▶ Required action
Your answer must be every line of the data that contains "title".

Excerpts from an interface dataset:
• • •

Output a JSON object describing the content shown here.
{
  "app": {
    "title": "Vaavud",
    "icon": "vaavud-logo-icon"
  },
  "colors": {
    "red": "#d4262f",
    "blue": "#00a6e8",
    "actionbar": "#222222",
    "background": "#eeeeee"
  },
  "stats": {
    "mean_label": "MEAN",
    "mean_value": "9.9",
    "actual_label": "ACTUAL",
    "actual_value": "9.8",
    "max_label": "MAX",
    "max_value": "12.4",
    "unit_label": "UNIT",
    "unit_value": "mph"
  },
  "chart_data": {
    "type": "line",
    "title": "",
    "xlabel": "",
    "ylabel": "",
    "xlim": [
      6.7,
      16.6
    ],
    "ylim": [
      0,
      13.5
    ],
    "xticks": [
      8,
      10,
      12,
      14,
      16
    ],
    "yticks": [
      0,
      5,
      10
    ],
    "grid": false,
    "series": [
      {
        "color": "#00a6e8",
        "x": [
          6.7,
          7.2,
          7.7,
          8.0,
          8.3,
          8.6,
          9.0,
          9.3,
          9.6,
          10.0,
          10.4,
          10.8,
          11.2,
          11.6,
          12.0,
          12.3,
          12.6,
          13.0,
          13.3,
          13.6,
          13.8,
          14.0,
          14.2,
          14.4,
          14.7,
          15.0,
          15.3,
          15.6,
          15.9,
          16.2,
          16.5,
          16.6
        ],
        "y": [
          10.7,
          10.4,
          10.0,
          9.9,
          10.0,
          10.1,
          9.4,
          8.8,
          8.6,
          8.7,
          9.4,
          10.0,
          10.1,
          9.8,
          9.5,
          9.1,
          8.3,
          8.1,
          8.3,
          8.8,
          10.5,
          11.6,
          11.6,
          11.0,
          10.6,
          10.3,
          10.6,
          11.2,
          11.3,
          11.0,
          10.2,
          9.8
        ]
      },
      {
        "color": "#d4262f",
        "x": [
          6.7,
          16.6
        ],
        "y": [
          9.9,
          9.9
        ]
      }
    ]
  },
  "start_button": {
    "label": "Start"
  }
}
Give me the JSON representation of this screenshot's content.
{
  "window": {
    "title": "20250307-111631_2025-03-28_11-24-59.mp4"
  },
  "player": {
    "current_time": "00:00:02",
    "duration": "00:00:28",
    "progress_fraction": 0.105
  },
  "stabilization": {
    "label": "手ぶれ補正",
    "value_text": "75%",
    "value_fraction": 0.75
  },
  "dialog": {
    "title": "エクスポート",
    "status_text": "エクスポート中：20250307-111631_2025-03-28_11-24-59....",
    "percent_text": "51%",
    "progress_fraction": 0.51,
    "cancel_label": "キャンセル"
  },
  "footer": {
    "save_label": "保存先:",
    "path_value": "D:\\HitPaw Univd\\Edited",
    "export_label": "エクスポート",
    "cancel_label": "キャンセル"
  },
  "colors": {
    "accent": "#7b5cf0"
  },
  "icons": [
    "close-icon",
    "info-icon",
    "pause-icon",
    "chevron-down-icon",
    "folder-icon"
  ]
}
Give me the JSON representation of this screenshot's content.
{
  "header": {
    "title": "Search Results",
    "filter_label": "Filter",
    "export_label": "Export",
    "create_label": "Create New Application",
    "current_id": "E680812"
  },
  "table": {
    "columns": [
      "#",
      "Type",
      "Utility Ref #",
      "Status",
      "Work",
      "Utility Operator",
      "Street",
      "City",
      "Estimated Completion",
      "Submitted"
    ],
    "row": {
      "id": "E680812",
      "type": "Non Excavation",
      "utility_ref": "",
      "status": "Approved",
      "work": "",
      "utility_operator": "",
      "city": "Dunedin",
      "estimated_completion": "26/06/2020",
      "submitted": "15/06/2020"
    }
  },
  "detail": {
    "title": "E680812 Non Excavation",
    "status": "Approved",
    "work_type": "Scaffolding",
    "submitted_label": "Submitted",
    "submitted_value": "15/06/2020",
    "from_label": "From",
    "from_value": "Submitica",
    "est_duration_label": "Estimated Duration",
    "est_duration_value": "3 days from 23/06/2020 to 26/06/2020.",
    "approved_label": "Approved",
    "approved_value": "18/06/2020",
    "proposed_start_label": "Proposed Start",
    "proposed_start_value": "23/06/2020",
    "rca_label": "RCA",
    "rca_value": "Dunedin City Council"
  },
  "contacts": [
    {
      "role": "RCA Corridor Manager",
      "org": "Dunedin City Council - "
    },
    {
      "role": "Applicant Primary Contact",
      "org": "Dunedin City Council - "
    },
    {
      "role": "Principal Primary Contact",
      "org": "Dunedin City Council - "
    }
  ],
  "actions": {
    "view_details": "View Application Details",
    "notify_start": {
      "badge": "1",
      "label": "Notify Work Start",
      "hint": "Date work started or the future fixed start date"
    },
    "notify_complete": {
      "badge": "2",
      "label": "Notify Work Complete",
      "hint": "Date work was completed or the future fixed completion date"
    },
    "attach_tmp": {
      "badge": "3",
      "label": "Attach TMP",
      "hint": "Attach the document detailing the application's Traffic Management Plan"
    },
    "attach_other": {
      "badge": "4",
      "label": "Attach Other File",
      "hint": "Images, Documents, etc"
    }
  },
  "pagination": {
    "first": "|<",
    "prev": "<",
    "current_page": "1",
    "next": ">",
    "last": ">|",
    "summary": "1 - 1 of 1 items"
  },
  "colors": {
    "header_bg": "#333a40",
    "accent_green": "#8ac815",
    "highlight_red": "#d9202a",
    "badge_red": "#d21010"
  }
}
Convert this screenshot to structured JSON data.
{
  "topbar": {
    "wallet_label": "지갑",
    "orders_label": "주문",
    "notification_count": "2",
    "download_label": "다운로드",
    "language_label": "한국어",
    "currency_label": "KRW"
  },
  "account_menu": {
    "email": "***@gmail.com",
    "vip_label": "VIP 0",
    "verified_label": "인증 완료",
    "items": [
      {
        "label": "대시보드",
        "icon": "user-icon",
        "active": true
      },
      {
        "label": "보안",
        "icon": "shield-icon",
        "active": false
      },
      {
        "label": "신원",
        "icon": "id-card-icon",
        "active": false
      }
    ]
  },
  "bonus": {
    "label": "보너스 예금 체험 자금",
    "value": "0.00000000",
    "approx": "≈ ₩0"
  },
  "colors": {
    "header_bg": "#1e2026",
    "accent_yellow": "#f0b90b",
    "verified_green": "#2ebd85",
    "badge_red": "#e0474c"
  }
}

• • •

▶ Finished task
    "title": "Vaavud",
    "title": "",
    "title": "20250307-111631_2025-03-28_11-24-59.mp4"
    "title": "エクスポート",
    "title": "Search Results",
    "title": "E680812 Non Excavation",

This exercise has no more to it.